▶ **WHAT YOU NEED TO DO**
Search the entries for the word "Ctrl" and report each line that has it.

==== DATA RECORDS ====

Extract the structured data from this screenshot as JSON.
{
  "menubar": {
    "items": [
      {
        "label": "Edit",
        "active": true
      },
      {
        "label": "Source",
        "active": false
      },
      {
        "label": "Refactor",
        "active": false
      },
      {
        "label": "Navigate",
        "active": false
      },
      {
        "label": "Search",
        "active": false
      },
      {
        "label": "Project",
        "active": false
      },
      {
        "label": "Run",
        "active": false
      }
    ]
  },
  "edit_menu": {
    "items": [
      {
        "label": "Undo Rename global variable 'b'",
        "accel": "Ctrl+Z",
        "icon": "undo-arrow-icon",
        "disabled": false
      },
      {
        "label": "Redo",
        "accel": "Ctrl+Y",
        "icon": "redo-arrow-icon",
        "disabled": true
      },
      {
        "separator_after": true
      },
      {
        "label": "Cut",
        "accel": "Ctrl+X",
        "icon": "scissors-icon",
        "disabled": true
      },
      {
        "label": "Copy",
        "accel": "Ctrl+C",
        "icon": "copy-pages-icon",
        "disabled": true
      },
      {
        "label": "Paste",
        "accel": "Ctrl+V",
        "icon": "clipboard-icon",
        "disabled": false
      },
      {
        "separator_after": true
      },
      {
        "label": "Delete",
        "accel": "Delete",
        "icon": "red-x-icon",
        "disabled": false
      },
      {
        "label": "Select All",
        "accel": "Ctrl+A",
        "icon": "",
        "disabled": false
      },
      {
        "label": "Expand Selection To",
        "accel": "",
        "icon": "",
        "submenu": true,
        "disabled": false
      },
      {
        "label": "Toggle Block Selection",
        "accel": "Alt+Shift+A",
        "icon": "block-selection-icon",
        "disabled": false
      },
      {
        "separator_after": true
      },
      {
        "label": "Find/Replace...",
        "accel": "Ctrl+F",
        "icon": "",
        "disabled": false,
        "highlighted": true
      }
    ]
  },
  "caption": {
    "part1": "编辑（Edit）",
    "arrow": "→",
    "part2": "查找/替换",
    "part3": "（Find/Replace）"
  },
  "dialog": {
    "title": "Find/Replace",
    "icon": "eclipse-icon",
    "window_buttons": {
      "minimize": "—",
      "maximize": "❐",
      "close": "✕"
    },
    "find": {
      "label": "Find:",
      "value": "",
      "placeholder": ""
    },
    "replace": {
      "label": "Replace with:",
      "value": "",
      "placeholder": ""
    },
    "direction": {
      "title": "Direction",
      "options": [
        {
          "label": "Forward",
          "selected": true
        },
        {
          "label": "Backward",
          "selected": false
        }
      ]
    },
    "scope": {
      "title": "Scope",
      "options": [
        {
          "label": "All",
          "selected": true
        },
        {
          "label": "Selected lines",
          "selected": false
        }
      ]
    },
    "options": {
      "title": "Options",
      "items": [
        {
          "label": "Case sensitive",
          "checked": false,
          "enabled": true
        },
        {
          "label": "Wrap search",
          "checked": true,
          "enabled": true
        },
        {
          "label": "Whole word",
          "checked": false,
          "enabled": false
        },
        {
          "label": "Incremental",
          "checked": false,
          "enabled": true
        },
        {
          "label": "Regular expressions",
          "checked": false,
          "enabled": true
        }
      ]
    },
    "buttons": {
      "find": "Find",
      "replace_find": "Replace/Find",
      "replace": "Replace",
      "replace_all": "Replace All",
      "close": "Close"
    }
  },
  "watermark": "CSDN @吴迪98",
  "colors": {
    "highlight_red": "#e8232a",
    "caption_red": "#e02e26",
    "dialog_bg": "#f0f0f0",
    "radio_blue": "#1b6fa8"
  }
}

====

▶ **RESPONSE TO THE EXERCISE**
        "accel": "Ctrl+Z",
        "accel": "Ctrl+Y",
        "accel": "Ctrl+X",
        "accel": "Ctrl+C",
        "accel": "Ctrl+V",
        "accel": "Ctrl+A",
        "accel": "Ctrl+F",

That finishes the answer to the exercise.